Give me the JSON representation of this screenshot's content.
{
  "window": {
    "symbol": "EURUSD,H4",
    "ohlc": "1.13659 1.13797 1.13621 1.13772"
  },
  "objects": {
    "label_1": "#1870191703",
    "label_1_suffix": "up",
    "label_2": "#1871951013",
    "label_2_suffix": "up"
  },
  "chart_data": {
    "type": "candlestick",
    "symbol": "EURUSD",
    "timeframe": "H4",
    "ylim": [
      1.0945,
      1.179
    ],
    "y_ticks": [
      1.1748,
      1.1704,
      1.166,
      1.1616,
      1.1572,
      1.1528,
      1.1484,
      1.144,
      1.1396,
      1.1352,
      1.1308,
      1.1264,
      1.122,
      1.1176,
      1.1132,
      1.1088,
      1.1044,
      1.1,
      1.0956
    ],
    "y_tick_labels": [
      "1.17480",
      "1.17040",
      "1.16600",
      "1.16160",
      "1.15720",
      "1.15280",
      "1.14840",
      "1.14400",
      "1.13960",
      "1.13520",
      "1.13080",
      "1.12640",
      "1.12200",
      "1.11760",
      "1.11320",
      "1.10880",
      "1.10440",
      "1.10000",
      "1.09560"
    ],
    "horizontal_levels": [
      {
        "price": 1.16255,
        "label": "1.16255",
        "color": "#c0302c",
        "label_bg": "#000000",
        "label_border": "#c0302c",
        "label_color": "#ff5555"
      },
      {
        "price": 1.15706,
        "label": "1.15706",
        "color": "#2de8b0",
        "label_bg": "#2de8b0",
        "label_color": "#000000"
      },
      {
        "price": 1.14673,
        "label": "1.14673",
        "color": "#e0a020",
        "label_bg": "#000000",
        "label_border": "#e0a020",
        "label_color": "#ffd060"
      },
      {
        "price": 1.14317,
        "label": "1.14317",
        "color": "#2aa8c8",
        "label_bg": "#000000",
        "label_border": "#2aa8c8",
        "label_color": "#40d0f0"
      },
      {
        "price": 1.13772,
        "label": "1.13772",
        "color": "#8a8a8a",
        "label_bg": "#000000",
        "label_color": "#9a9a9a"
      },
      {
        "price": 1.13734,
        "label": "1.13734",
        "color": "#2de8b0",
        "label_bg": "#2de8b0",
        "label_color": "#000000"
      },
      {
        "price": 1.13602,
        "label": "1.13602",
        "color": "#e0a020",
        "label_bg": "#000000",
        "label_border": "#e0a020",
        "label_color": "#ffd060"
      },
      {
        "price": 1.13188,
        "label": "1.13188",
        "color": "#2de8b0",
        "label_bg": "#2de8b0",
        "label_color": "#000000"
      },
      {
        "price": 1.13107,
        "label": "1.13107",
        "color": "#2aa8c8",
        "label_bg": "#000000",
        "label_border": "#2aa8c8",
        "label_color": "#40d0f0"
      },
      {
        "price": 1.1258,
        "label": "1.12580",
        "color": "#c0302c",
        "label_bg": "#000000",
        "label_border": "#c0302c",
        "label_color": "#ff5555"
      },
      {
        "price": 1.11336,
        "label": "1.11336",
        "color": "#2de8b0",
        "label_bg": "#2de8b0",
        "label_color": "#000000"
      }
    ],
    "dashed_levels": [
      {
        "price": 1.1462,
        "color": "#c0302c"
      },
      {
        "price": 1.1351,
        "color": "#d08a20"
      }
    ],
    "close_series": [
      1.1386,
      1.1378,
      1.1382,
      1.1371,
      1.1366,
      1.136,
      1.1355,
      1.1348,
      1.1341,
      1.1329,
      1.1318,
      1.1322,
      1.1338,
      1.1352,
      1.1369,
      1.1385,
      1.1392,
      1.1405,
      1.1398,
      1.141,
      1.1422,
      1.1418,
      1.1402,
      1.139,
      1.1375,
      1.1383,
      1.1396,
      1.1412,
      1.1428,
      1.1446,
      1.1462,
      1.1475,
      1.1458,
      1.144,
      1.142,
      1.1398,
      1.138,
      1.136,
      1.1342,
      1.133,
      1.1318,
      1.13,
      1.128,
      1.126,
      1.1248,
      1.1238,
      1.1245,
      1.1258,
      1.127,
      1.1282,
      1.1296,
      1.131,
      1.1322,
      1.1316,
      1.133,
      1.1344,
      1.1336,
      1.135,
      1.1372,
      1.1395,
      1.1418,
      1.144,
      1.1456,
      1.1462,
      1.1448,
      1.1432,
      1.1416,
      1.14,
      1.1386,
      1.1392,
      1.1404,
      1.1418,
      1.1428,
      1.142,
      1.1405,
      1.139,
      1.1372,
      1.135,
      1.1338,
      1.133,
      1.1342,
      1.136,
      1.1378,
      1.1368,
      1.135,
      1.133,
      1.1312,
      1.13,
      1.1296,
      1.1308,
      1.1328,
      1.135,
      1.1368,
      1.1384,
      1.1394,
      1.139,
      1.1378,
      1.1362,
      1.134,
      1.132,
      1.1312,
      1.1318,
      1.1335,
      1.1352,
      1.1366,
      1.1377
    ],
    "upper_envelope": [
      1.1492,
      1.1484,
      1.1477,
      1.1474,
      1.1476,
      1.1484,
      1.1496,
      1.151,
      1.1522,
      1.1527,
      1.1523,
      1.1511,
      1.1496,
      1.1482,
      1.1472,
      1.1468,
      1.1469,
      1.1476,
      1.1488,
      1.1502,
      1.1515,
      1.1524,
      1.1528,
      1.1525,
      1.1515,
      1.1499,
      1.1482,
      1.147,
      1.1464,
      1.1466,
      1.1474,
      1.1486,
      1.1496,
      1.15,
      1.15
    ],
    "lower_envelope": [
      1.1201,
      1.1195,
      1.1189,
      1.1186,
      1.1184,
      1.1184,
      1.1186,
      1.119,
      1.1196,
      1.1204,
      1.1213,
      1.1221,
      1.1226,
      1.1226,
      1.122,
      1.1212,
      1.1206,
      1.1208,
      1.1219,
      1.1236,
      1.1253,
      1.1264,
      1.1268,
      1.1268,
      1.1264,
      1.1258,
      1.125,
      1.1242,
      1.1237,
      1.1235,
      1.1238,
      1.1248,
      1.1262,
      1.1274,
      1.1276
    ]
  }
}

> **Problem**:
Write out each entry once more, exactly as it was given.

> **Response area**:
Give me the JSON representation of this screenshot's content.
{
  "window": {
    "symbol": "EURUSD,H4",
    "ohlc": "1.13659 1.13797 1.13621 1.13772"
  },
  "objects": {
    "label_1": "#1870191703",
    "label_1_suffix": "up",
    "label_2": "#1871951013",
    "label_2_suffix": "up"
  },
  "chart_data": {
    "type": "candlestick",
    "symbol": "EURUSD",
    "timeframe": "H4",
    "ylim": [
      1.0945,
      1.179
    ],
    "y_ticks": [
      1.1748,
      1.1704,
      1.166,
      1.1616,
      1.1572,
      1.1528,
      1.1484,
      1.144,
      1.1396,
      1.1352,
      1.1308,
      1.1264,
      1.122,
      1.1176,
      1.1132,
      1.1088,
      1.1044,
      1.1,
      1.0956
    ],
    "y_tick_labels": [
      "1.17480",
      "1.17040",
      "1.16600",
      "1.16160",
      "1.15720",
      "1.15280",
      "1.14840",
      "1.14400",
      "1.13960",
      "1.13520",
      "1.13080",
      "1.12640",
      "1.12200",
      "1.11760",
      "1.11320",
      "1.10880",
      "1.10440",
      "1.10000",
      "1.09560"
    ],
    "horizontal_levels": [
      {
        "price": 1.16255,
        "label": "1.16255",
        "color": "#c0302c",
        "label_bg": "#000000",
        "label_border": "#c0302c",
        "label_color": "#ff5555"
      },
      {
        "price": 1.15706,
        "label": "1.15706",
        "color": "#2de8b0",
        "label_bg": "#2de8b0",
        "label_color": "#000000"
      },
      {
        "price": 1.14673,
        "label": "1.14673",
        "color": "#e0a020",
        "label_bg": "#000000",
        "label_border": "#e0a020",
        "label_color": "#ffd060"
      },
      {
        "price": 1.14317,
        "label": "1.14317",
        "color": "#2aa8c8",
        "label_bg": "#000000",
        "label_border": "#2aa8c8",
        "label_color": "#40d0f0"
      },
      {
        "price": 1.13772,
        "label": "1.13772",
        "color": "#8a8a8a",
        "label_bg": "#000000",
        "label_color": "#9a9a9a"
      },
      {
        "price": 1.13734,
        "label": "1.13734",
        "color": "#2de8b0",
        "label_bg": "#2de8b0",
        "label_color": "#000000"
      },
      {
        "price": 1.13602,
        "label": "1.13602",
        "color": "#e0a020",
        "label_bg": "#000000",
        "label_border": "#e0a020",
        "label_color": "#ffd060"
      },
      {
        "price": 1.13188,
        "label": "1.13188",
        "color": "#2de8b0",
        "label_bg": "#2de8b0",
        "label_color": "#000000"
      },
      {
        "price": 1.13107,
        "label": "1.13107",
        "color": "#2aa8c8",
        "label_bg": "#000000",
        "label_border": "#2aa8c8",
        "label_color": "#40d0f0"
      },
      {
        "price": 1.1258,
        "label": "1.12580",
        "color": "#c0302c",
        "label_bg": "#000000",
        "label_border": "#c0302c",
        "label_color": "#ff5555"
      },
      {
        "price": 1.11336,
        "label": "1.11336",
        "color": "#2de8b0",
        "label_bg": "#2de8b0",
        "label_color": "#000000"
      }
    ],
    "dashed_levels": [
      {
        "price": 1.1462,
        "color": "#c0302c"
      },
      {
        "price": 1.1351,
        "color": "#d08a20"
      }
    ],
    "close_series": [
      1.1386,
      1.1378,
      1.1382,
      1.1371,
      1.1366,
      1.136,
      1.1355,
      1.1348,
      1.1341,
      1.1329,
      1.1318,
      1.1322,
      1.1338,
      1.1352,
      1.1369,
      1.1385,
      1.1392,
      1.1405,
      1.1398,
      1.141,
      1.1422,
      1.1418,
      1.1402,
      1.139,
      1.1375,
      1.1383,
      1.1396,
      1.1412,
      1.1428,
      1.1446,
      1.1462,
      1.1475,
      1.1458,
      1.144,
      1.142,
      1.1398,
      1.138,
      1.136,
      1.1342,
      1.133,
      1.1318,
      1.13,
      1.128,
      1.126,
      1.1248,
      1.1238,
      1.1245,
      1.1258,
      1.127,
      1.1282,
      1.1296,
      1.131,
      1.1322,
      1.1316,
      1.133,
      1.1344,
      1.1336,
      1.135,
      1.1372,
      1.1395,
      1.1418,
      1.144,
      1.1456,
      1.1462,
      1.1448,
      1.1432,
      1.1416,
      1.14,
      1.1386,
      1.1392,
      1.1404,
      1.1418,
      1.1428,
      1.142,
      1.1405,
      1.139,
      1.1372,
      1.135,
      1.1338,
      1.133,
      1.1342,
      1.136,
      1.1378,
      1.1368,
      1.135,
      1.133,
      1.1312,
      1.13,
      1.1296,
      1.1308,
      1.1328,
      1.135,
      1.1368,
      1.1384,
      1.1394,
      1.139,
      1.1378,
      1.1362,
      1.134,
      1.132,
      1.1312,
      1.1318,
      1.1335,
      1.1352,
      1.1366,
      1.1377
    ],
    "upper_envelope": [
      1.1492,
      1.1484,
      1.1477,
      1.1474,
      1.1476,
      1.1484,
      1.1496,
      1.151,
      1.1522,
      1.1527,
      1.1523,
      1.1511,
      1.1496,
      1.1482,
      1.1472,
      1.1468,
      1.1469,
      1.1476,
      1.1488,
      1.1502,
      1.1515,
      1.1524,
      1.1528,
      1.1525,
      1.1515,
      1.1499,
      1.1482,
      1.147,
      1.1464,
      1.1466,
      1.1474,
      1.1486,
      1.1496,
      1.15,
      1.15
    ],
    "lower_envelope": [
      1.1201,
      1.1195,
      1.1189,
      1.1186,
      1.1184,
      1.1184,
      1.1186,
      1.119,
      1.1196,
      1.1204,
      1.1213,
      1.1221,
      1.1226,
      1.1226,
      1.122,
      1.1212,
      1.1206,
      1.1208,
      1.1219,
      1.1236,
      1.1253,
      1.1264,
      1.1268,
      1.1268,
      1.1264,
      1.1258,
      1.125,
      1.1242,
      1.1237,
      1.1235,
      1.1238,
      1.1248,
      1.1262,
      1.1274,
      1.1276
    ]
  }
}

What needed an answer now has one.